After the Exxon Valdez oil spill in Prince William Sound in March, 1989, much work has been done to track the spilled oil and study its fate and its affect on the environment. Our studies involved developing and applying methods to identify and track the spilled Exxon Valdez oil (EVO) as it weathered, as well as to differentiate it from other petrogenic hydrocarbon input sources in PWS. Application of these methods to the study area has yielded two important findings. First, it was discovered that not all the oil or tar on the beaches was EVO. Instead, tarry residues of oil from the Monterey Formation, Southern California, also were prominent on some of the Prince William Sound beaches along with EVO. Monterey Formation oil was used in the early development of Alaska, before the discovery of North Slope Crude, and most likely was disbursed throughout the Sound from the port of Old Valdez in the Great Alaskan Earthquake of 1964. The second study also involves differentiating petrogenic sources. A third petroleum input source to PWS, namely natural oil seeps in the Gulf of Alaska, has been claimed by others to contribute a substantial, and potentially toxic, polycyclic aromatic hydrocarbon (PAH) background to the Prince William Sound benthic sediments. If this claim is true, it would have the effect of mitigating the long-term effects of the oil spill. Our studies and cooperative work with NOAA provide evidence that it is coal and not oil that contributes this PAH background. Unlike the case with oil, PAHs in coal would not be bioavailable and thus would be considered contaminants but not pollutants capable of causing adverse effects on exposed biota. Resolution of the source of the PAHs is, therefore, an important environmental issue.

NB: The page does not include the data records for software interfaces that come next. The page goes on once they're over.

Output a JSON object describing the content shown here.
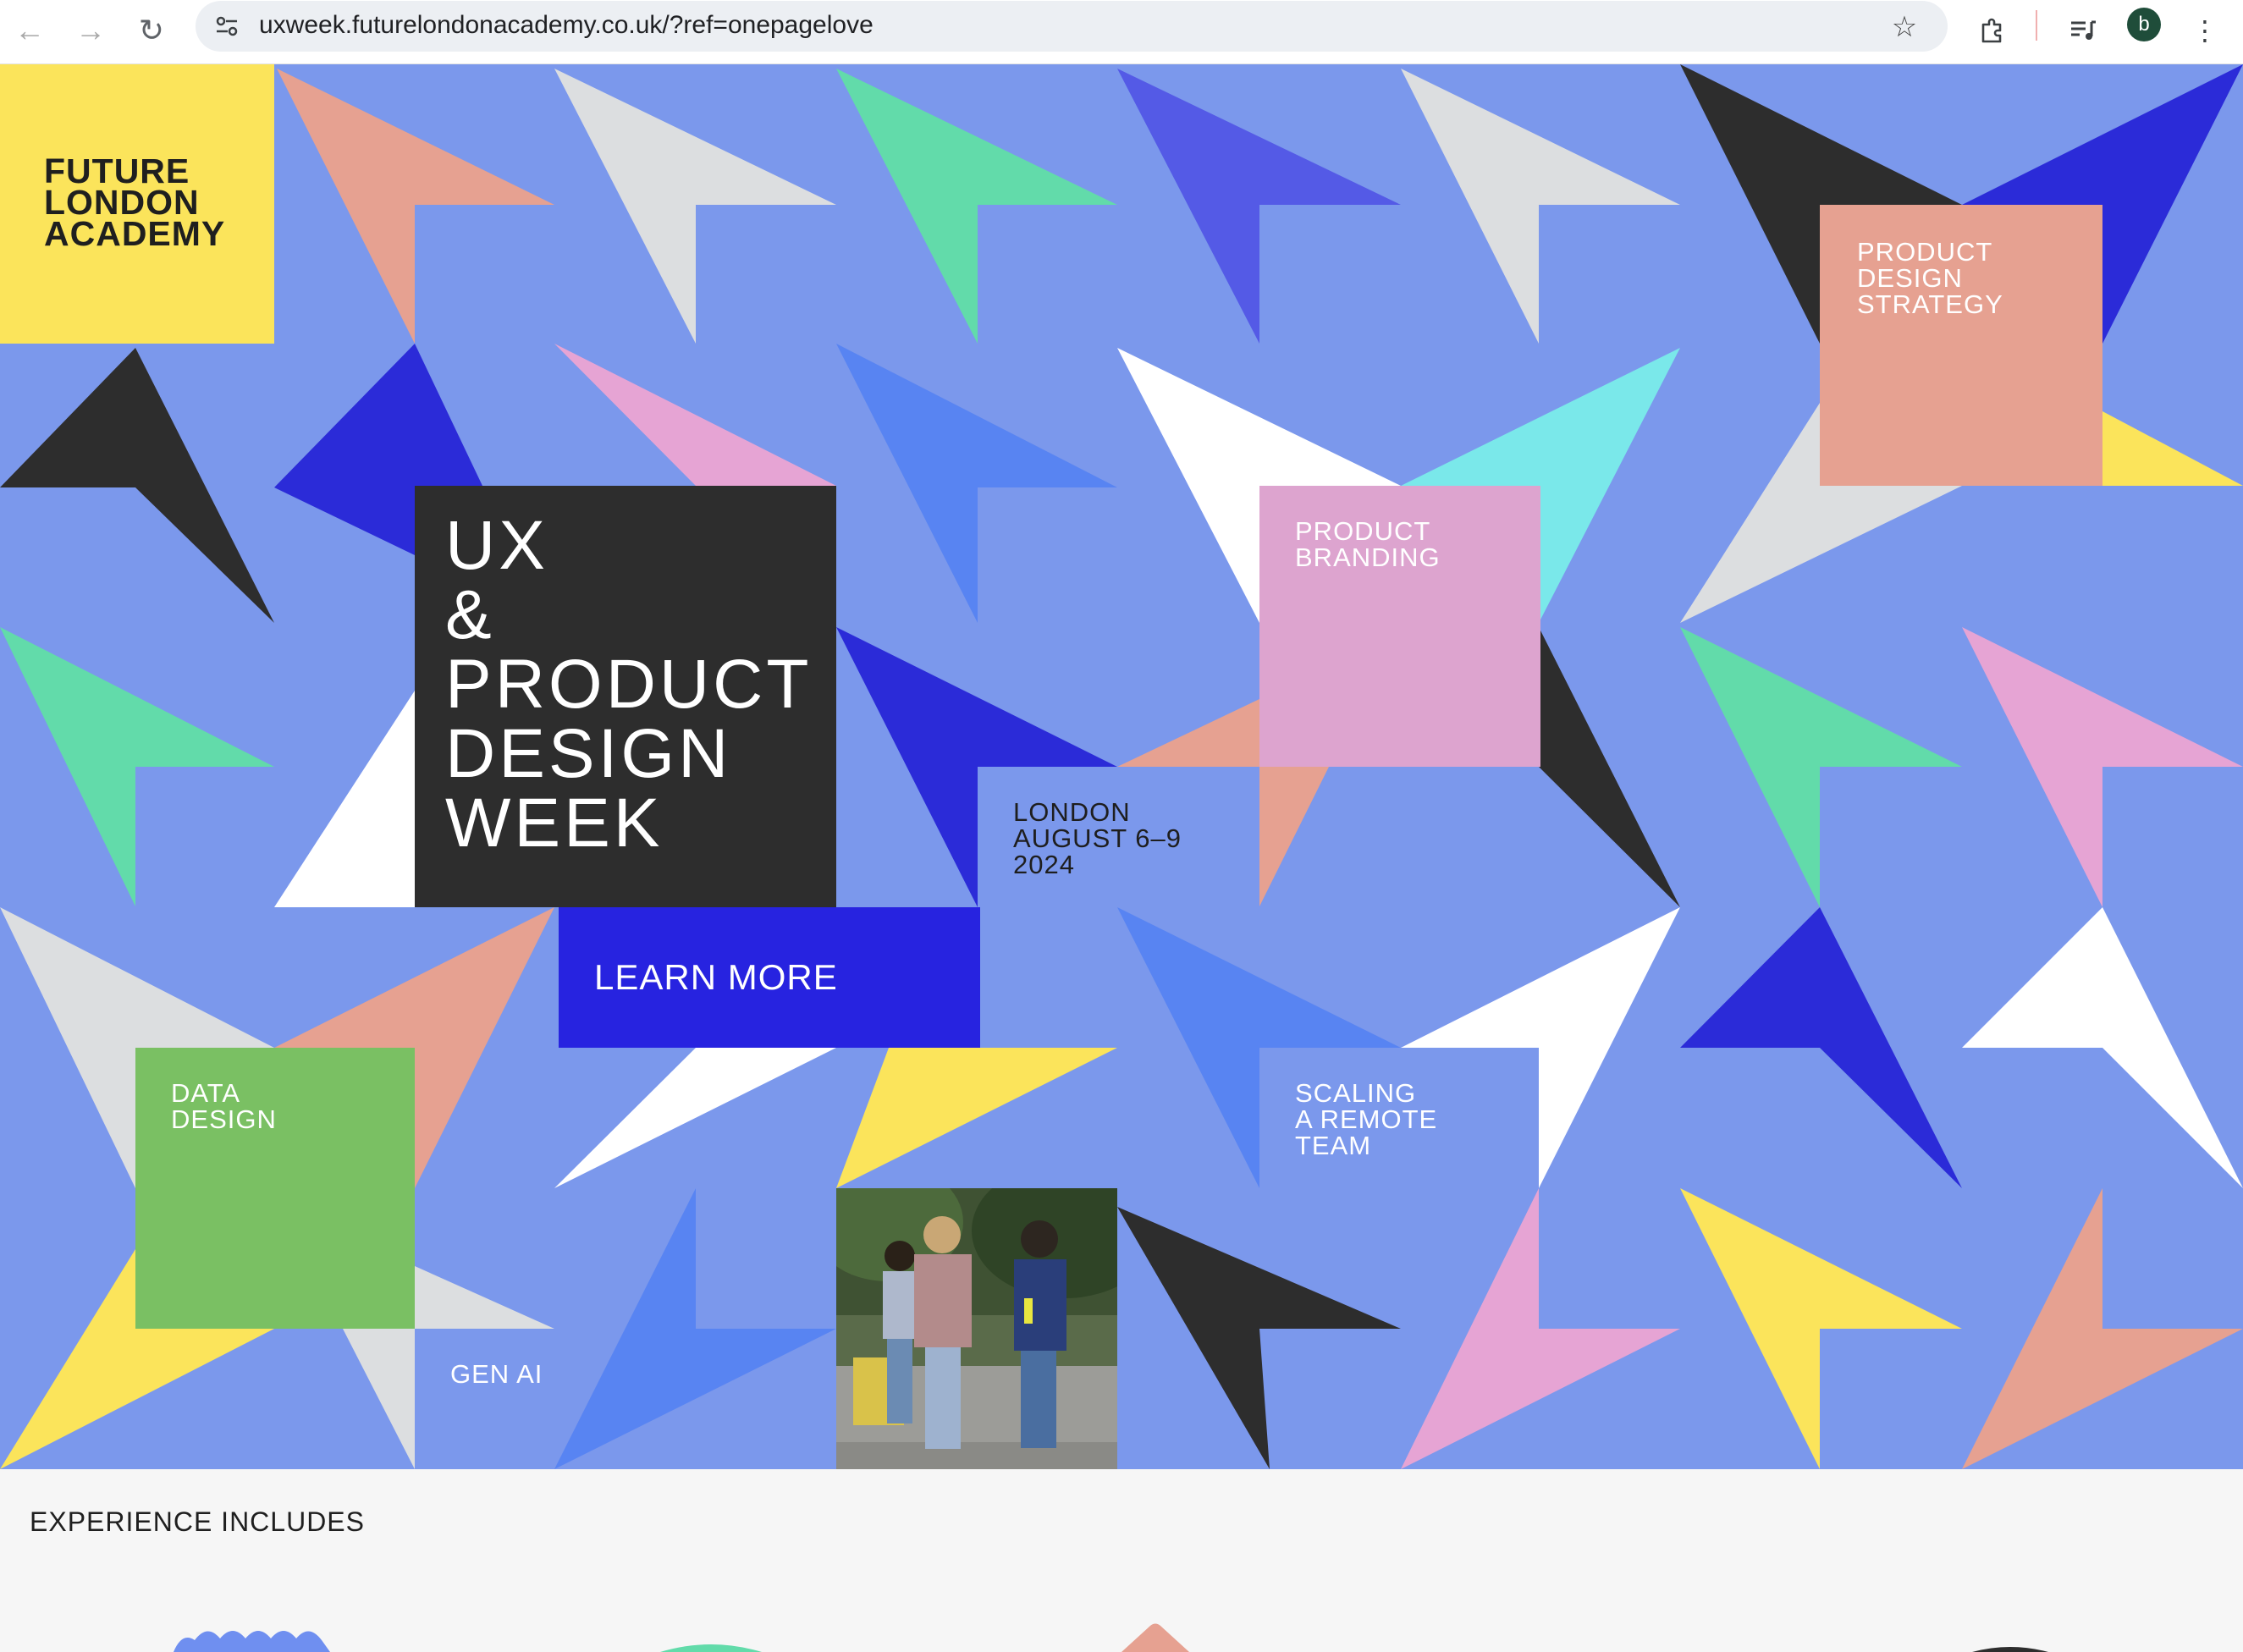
{
  "browser": {
    "url": "uxweek.futurelondonacademy.co.uk/?ref=onepagelove",
    "avatar_letter": "b",
    "icons": [
      "back-icon",
      "forward-icon",
      "reload-icon",
      "site-info-icon",
      "bookmark-star-icon",
      "extensions-icon",
      "media-control-icon",
      "more-menu-icon"
    ]
  },
  "logo": {
    "lines": [
      "FUTURE",
      "LONDON",
      "ACADEMY"
    ]
  },
  "hero": {
    "title_lines": [
      "UX",
      "&",
      "PRODUCT",
      "DESIGN",
      "WEEK"
    ],
    "cta_label": "LEARN MORE",
    "event_info": [
      "LONDON",
      "AUGUST 6–9",
      "2024"
    ]
  },
  "topics": {
    "product_design_strategy": [
      "PRODUCT",
      "DESIGN",
      "STRATEGY"
    ],
    "product_branding": [
      "PRODUCT",
      "BRANDING"
    ],
    "data_design": [
      "DATA",
      "DESIGN"
    ],
    "scaling_remote_team": [
      "SCALING",
      "A REMOTE",
      "TEAM"
    ],
    "gen_ai": [
      "GEN AI"
    ]
  },
  "section": {
    "heading": "EXPERIENCE INCLUDES"
  },
  "colors": {
    "hero_bg": "#7b98ec",
    "logo_yellow": "#fbe45b",
    "title_dark": "#2d2d2d",
    "cta_blue": "#2723e0",
    "salmon": "#e6a191",
    "pink": "#dda4cf",
    "green": "#7ac063",
    "mint": "#62dbaa",
    "cyan": "#7ae8ea",
    "grey": "#dcdee0",
    "royal": "#2b2bd8",
    "mid_blue": "#5884f2",
    "indigo": "#545ae6"
  }
}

This work in identifying petroleum sources, both natural and anthropogenic, has a great deal of transfer value to other estuarine systems. The geochemical information obtained in Prince William Sound can be extrapolated and applied to the study of oil residues on the California coastline and in San Francisco Bay. Current studies are attempting to correlate or differentiate spills in these two areas and sort out the origin of the petroleum input sources.